**Directions:** Below are the entries; set down each of them exactly.

[Collected data entries]
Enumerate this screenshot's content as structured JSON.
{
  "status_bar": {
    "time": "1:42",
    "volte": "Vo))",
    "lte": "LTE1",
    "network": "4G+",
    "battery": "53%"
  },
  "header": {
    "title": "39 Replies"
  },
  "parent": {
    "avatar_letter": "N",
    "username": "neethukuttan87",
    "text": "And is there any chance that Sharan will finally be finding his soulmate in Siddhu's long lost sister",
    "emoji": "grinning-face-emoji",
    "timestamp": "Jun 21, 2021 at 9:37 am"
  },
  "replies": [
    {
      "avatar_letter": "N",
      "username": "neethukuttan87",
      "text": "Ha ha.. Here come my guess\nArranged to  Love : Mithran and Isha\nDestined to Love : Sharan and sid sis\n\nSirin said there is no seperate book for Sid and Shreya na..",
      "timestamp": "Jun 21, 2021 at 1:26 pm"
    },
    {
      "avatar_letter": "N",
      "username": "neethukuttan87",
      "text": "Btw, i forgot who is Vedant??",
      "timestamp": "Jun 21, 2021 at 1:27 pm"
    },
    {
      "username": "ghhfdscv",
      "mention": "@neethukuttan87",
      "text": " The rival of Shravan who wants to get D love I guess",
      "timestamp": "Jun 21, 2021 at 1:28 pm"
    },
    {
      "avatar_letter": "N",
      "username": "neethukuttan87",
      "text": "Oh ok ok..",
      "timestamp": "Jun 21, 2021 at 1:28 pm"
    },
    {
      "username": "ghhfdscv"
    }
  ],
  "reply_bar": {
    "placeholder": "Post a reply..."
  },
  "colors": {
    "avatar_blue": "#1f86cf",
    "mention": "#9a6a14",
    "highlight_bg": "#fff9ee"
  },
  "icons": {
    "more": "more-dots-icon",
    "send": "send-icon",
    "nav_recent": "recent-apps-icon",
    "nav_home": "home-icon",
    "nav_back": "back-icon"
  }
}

**Answer for the task:**
Enumerate this screenshot's content as structured JSON.
{
  "status_bar": {
    "time": "1:42",
    "volte": "Vo))",
    "lte": "LTE1",
    "network": "4G+",
    "battery": "53%"
  },
  "header": {
    "title": "39 Replies"
  },
  "parent": {
    "avatar_letter": "N",
    "username": "neethukuttan87",
    "text": "And is there any chance that Sharan will finally be finding his soulmate in Siddhu's long lost sister",
    "emoji": "grinning-face-emoji",
    "timestamp": "Jun 21, 2021 at 9:37 am"
  },
  "replies": [
    {
      "avatar_letter": "N",
      "username": "neethukuttan87",
      "text": "Ha ha.. Here come my guess\nArranged to  Love : Mithran and Isha\nDestined to Love : Sharan and sid sis\n\nSirin said there is no seperate book for Sid and Shreya na..",
      "timestamp": "Jun 21, 2021 at 1:26 pm"
    },
    {
      "avatar_letter": "N",
      "username": "neethukuttan87",
      "text": "Btw, i forgot who is Vedant??",
      "timestamp": "Jun 21, 2021 at 1:27 pm"
    },
    {
      "username": "ghhfdscv",
      "mention": "@neethukuttan87",
      "text": " The rival of Shravan who wants to get D love I guess",
      "timestamp": "Jun 21, 2021 at 1:28 pm"
    },
    {
      "avatar_letter": "N",
      "username": "neethukuttan87",
      "text": "Oh ok ok..",
      "timestamp": "Jun 21, 2021 at 1:28 pm"
    },
    {
      "username": "ghhfdscv"
    }
  ],
  "reply_bar": {
    "placeholder": "Post a reply..."
  },
  "colors": {
    "avatar_blue": "#1f86cf",
    "mention": "#9a6a14",
    "highlight_bg": "#fff9ee"
  },
  "icons": {
    "more": "more-dots-icon",
    "send": "send-icon",
    "nav_recent": "recent-apps-icon",
    "nav_home": "home-icon",
    "nav_back": "back-icon"
  }
}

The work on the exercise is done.